*** Opening of Task data ***

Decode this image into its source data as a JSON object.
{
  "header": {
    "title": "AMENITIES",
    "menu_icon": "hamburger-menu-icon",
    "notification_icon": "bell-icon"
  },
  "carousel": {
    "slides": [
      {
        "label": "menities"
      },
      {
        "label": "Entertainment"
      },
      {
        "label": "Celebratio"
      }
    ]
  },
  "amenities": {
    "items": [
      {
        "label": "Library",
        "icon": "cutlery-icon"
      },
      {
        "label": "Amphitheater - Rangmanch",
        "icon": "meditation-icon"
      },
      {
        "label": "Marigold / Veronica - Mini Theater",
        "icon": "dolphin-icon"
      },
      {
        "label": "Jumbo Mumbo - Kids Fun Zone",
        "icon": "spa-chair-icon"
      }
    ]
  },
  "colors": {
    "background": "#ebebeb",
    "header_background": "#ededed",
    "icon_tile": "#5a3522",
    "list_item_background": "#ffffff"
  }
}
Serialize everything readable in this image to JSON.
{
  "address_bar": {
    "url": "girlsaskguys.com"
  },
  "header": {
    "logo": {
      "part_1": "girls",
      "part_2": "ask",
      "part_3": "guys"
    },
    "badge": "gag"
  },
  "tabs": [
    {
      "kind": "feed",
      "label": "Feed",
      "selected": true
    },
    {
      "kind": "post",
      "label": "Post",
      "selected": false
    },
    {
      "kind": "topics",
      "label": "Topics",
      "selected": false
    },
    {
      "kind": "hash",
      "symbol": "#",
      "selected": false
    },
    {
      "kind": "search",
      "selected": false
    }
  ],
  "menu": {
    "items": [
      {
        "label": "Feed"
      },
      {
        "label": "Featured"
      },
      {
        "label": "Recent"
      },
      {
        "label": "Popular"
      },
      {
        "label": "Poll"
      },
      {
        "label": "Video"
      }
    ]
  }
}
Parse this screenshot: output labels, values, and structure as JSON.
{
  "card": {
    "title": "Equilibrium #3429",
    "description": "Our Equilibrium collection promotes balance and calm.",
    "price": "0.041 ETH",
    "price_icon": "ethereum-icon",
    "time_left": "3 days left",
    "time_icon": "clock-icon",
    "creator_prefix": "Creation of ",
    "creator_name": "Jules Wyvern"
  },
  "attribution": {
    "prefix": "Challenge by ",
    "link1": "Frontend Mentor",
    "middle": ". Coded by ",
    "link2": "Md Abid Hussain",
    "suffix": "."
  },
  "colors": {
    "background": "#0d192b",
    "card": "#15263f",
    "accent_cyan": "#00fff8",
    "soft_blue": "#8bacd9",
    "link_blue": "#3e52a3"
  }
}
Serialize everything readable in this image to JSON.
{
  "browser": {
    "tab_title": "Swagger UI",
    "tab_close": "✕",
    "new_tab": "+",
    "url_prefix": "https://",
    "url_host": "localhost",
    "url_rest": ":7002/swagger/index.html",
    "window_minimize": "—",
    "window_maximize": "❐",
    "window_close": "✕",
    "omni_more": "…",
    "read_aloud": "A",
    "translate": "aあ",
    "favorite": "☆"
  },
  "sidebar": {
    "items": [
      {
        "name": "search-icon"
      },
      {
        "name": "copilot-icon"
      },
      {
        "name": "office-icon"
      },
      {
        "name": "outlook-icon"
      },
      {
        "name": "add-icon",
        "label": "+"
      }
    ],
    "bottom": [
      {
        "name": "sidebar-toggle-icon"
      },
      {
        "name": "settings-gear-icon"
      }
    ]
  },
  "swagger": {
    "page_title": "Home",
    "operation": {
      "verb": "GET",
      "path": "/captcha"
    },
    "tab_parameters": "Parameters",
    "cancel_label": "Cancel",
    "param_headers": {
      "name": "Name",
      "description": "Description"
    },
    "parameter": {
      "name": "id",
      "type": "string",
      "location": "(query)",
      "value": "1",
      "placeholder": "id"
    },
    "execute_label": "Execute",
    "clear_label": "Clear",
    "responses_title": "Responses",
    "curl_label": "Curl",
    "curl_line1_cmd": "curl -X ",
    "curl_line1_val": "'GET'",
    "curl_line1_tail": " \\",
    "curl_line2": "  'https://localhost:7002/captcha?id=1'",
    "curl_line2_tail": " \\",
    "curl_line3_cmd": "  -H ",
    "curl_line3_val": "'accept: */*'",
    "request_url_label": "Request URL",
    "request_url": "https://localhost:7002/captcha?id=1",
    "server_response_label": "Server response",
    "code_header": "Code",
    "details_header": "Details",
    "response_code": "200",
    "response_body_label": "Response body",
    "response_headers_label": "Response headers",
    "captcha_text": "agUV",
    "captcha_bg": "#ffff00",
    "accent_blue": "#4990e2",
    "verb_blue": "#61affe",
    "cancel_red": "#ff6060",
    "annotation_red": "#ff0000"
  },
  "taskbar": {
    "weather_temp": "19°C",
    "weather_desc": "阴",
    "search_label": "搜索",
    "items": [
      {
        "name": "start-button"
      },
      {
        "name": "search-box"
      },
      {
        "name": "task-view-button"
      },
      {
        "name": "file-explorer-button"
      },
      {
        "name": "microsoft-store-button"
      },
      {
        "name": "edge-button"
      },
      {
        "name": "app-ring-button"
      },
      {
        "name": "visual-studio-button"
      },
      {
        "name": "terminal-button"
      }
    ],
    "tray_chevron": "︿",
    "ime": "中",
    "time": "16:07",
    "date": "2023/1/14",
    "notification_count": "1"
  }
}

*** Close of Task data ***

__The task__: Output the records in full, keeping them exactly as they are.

__The answer__:
Decode this image into its source data as a JSON object.
{
  "header": {
    "title": "AMENITIES",
    "menu_icon": "hamburger-menu-icon",
    "notification_icon": "bell-icon"
  },
  "carousel": {
    "slides": [
      {
        "label": "menities"
      },
      {
        "label": "Entertainment"
      },
      {
        "label": "Celebratio"
      }
    ]
  },
  "amenities": {
    "items": [
      {
        "label": "Library",
        "icon": "cutlery-icon"
      },
      {
        "label": "Amphitheater - Rangmanch",
        "icon": "meditation-icon"
      },
      {
        "label": "Marigold / Veronica - Mini Theater",
        "icon": "dolphin-icon"
      },
      {
        "label": "Jumbo Mumbo - Kids Fun Zone",
        "icon": "spa-chair-icon"
      }
    ]
  },
  "colors": {
    "background": "#ebebeb",
    "header_background": "#ededed",
    "icon_tile": "#5a3522",
    "list_item_background": "#ffffff"
  }
}
Serialize everything readable in this image to JSON.
{
  "address_bar": {
    "url": "girlsaskguys.com"
  },
  "header": {
    "logo": {
      "part_1": "girls",
      "part_2": "ask",
      "part_3": "guys"
    },
    "badge": "gag"
  },
  "tabs": [
    {
      "kind": "feed",
      "label": "Feed",
      "selected": true
    },
    {
      "kind": "post",
      "label": "Post",
      "selected": false
    },
    {
      "kind": "topics",
      "label": "Topics",
      "selected": false
    },
    {
      "kind": "hash",
      "symbol": "#",
      "selected": false
    },
    {
      "kind": "search",
      "selected": false
    }
  ],
  "menu": {
    "items": [
      {
        "label": "Feed"
      },
      {
        "label": "Featured"
      },
      {
        "label": "Recent"
      },
      {
        "label": "Popular"
      },
      {
        "label": "Poll"
      },
      {
        "label": "Video"
      }
    ]
  }
}
Parse this screenshot: output labels, values, and structure as JSON.
{
  "card": {
    "title": "Equilibrium #3429",
    "description": "Our Equilibrium collection promotes balance and calm.",
    "price": "0.041 ETH",
    "price_icon": "ethereum-icon",
    "time_left": "3 days left",
    "time_icon": "clock-icon",
    "creator_prefix": "Creation of ",
    "creator_name": "Jules Wyvern"
  },
  "attribution": {
    "prefix": "Challenge by ",
    "link1": "Frontend Mentor",
    "middle": ". Coded by ",
    "link2": "Md Abid Hussain",
    "suffix": "."
  },
  "colors": {
    "background": "#0d192b",
    "card": "#15263f",
    "accent_cyan": "#00fff8",
    "soft_blue": "#8bacd9",
    "link_blue": "#3e52a3"
  }
}
Serialize everything readable in this image to JSON.
{
  "browser": {
    "tab_title": "Swagger UI",
    "tab_close": "✕",
    "new_tab": "+",
    "url_prefix": "https://",
    "url_host": "localhost",
    "url_rest": ":7002/swagger/index.html",
    "window_minimize": "—",
    "window_maximize": "❐",
    "window_close": "✕",
    "omni_more": "…",
    "read_aloud": "A",
    "translate": "aあ",
    "favorite": "☆"
  },
  "sidebar": {
    "items": [
      {
        "name": "search-icon"
      },
      {
        "name": "copilot-icon"
      },
      {
        "name": "office-icon"
      },
      {
        "name": "outlook-icon"
      },
      {
        "name": "add-icon",
        "label": "+"
      }
    ],
    "bottom": [
      {
        "name": "sidebar-toggle-icon"
      },
      {
        "name": "settings-gear-icon"
      }
    ]
  },
  "swagger": {
    "page_title": "Home",
    "operation": {
      "verb": "GET",
      "path": "/captcha"
    },
    "tab_parameters": "Parameters",
    "cancel_label": "Cancel",
    "param_headers": {
      "name": "Name",
      "description": "Description"
    },
    "parameter": {
      "name": "id",
      "type": "string",
      "location": "(query)",
      "value": "1",
      "placeholder": "id"
    },
    "execute_label": "Execute",
    "clear_label": "Clear",
    "responses_title": "Responses",
    "curl_label": "Curl",
    "curl_line1_cmd": "curl -X ",
    "curl_line1_val": "'GET'",
    "curl_line1_tail": " \\",
    "curl_line2": "  'https://localhost:7002/captcha?id=1'",
    "curl_line2_tail": " \\",
    "curl_line3_cmd": "  -H ",
    "curl_line3_val": "'accept: */*'",
    "request_url_label": "Request URL",
    "request_url": "https://localhost:7002/captcha?id=1",
    "server_response_label": "Server response",
    "code_header": "Code",
    "details_header": "Details",
    "response_code": "200",
    "response_body_label": "Response body",
    "response_headers_label": "Response headers",
    "captcha_text": "agUV",
    "captcha_bg": "#ffff00",
    "accent_blue": "#4990e2",
    "verb_blue": "#61affe",
    "cancel_red": "#ff6060",
    "annotation_red": "#ff0000"
  },
  "taskbar": {
    "weather_temp": "19°C",
    "weather_desc": "阴",
    "search_label": "搜索",
    "items": [
      {
        "name": "start-button"
      },
      {
        "name": "search-box"
      },
      {
        "name": "task-view-button"
      },
      {
        "name": "file-explorer-button"
      },
      {
        "name": "microsoft-store-button"
      },
      {
        "name": "edge-button"
      },
      {
        "name": "app-ring-button"
      },
      {
        "name": "visual-studio-button"
      },
      {
        "name": "terminal-button"
      }
    ],
    "tray_chevron": "︿",
    "ime": "中",
    "time": "16:07",
    "date": "2023/1/14",
    "notification_count": "1"
  }
}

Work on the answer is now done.